The Globe to Globe season is a celebration of artists from all over the world, speaking Shakespeare’s plays in their own language, and as a Zimbabwean born and bred I couldn’t help but feel a swell of national pride when I realised one of these languages would be Shona, one of Zimbabwe’s native tongues. Embarrassingly, I don’t speak a word of it, so national pride jostled with the prospect of standing for two hours watching Shakespeare, usually only just comprehensible, made completely incomprehensible by the lack of any words I understand. What sealed the deal however, and gave me the courage to brave the threatening rain, was the fact that this two-hander is performed by friends from home (one of whom I took to my school leaver’s dance); and that I saw it, many years ago, when it was in its infancy, in English and workshopped in a lounge in West London.

One of Shakespeare’s comedies, Two Gentlemen of Verona has everything you expect from the Bard’s sense of humour – a woman dressed as a man, lovers separated and reunited, people sent out of the city and a man with a dog. Given the range of characters in the piece, Denton Chikura and Tonderai Munyevu have their work cut out for them as they stride, dance, race and simper across the stage. You think you’d get confused but with the use of just one item of clothing (and don’t forget the talcum powder) to differentiate each character I never did. It’s more than the “costumes” of course, Chikura and Munyevu really inhabit each character -the donning of a hat transforms accent, demeanour and manner as much as any full costume could.

Wearing the white glove each is his very own Julia and Chikura’s deadpan talcum powder-faced clown was one of the highlights of the show – even if I didn’t understand a word of his soliloquies. For only two performers they also do an impressive job of using the whole space from auditorium to balcony. You aren’t given a moment to get bored if you don’t speak the language because they simply don’t stand still for long enough.

As the show came to a close two hours felt like hardly anything. I’d laughed as heartily as anyone who understood the words and never once felt the need to count the minutes till the end. The four curtain calls and standing ovation (not just us in the yard who were already on our feet) are proof to the fact that it wasn’t just because the songs reminded me of growing up in Zimbabwe, or the fact that Munyevu's Lucetta could well have been modelled on our own maid at home, Enesia, that I enjoyed this show. We were all - bemused Americans in front of me and chuckling Japense behind me - as taken with this irreverent and joyous celebration, not just of Shakespeare but also of the power of performance to universalise experience.

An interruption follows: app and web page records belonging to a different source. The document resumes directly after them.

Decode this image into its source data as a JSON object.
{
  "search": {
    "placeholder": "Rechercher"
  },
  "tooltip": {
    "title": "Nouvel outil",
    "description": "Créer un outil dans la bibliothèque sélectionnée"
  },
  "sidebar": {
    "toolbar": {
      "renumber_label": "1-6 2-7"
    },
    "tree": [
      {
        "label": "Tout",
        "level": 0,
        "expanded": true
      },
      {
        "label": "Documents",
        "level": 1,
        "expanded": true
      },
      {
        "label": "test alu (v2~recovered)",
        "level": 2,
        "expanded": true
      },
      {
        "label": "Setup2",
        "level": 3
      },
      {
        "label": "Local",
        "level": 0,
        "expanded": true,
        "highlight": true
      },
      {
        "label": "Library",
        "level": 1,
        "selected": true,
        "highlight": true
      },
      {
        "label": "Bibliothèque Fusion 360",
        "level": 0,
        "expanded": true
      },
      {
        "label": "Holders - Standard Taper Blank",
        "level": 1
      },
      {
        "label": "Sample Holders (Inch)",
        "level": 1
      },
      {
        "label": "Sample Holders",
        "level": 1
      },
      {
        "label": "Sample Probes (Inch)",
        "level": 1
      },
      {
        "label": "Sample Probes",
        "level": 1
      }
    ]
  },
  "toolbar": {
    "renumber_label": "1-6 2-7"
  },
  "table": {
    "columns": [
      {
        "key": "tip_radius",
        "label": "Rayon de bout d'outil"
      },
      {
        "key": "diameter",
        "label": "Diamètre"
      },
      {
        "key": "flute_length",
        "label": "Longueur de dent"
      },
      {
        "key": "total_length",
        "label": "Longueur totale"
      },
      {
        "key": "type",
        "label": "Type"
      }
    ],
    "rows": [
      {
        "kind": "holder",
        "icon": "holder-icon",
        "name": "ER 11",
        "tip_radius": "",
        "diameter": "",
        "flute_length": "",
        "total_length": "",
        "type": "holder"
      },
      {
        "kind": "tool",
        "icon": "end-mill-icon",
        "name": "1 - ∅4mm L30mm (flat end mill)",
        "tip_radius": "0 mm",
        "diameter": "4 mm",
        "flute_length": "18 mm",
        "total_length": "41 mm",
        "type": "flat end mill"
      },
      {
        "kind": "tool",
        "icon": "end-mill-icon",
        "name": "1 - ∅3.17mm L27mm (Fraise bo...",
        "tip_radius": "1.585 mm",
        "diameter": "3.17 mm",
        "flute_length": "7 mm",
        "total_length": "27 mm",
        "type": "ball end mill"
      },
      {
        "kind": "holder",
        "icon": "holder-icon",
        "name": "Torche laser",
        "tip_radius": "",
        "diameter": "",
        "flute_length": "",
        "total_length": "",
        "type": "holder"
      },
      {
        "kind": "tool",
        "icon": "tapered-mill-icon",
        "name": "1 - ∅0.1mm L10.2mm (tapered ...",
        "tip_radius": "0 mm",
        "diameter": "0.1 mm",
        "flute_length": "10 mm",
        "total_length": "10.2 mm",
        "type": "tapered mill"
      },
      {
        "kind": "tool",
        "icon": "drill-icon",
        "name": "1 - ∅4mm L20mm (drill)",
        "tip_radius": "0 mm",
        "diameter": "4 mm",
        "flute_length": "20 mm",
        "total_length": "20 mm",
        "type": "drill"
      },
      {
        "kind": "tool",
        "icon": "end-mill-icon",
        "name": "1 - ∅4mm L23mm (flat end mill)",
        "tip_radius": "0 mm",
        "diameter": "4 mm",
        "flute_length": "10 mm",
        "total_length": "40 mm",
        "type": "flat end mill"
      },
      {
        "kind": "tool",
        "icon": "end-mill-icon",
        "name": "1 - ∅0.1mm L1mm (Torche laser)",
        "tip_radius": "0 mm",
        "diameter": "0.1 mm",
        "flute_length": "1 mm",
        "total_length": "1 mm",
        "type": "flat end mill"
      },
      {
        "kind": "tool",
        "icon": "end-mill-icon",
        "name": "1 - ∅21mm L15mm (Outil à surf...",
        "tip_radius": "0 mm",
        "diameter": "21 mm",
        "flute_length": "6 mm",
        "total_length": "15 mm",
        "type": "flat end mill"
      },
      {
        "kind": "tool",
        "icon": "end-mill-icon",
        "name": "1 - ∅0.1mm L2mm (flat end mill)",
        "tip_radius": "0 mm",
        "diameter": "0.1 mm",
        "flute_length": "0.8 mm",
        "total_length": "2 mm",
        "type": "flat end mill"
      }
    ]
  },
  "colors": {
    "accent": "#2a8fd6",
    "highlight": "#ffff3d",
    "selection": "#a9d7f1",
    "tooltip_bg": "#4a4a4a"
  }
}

I can’t help but think that Shakespeare himself would have been amused – we weren’t reverent before the altar of the world’s most famous playwright but rather cheering on his characters and glaring at his villains as he must have written them. And what can I say, it’s not every day that the man who took you to your school leaver’s dance performs on stage at the Globe.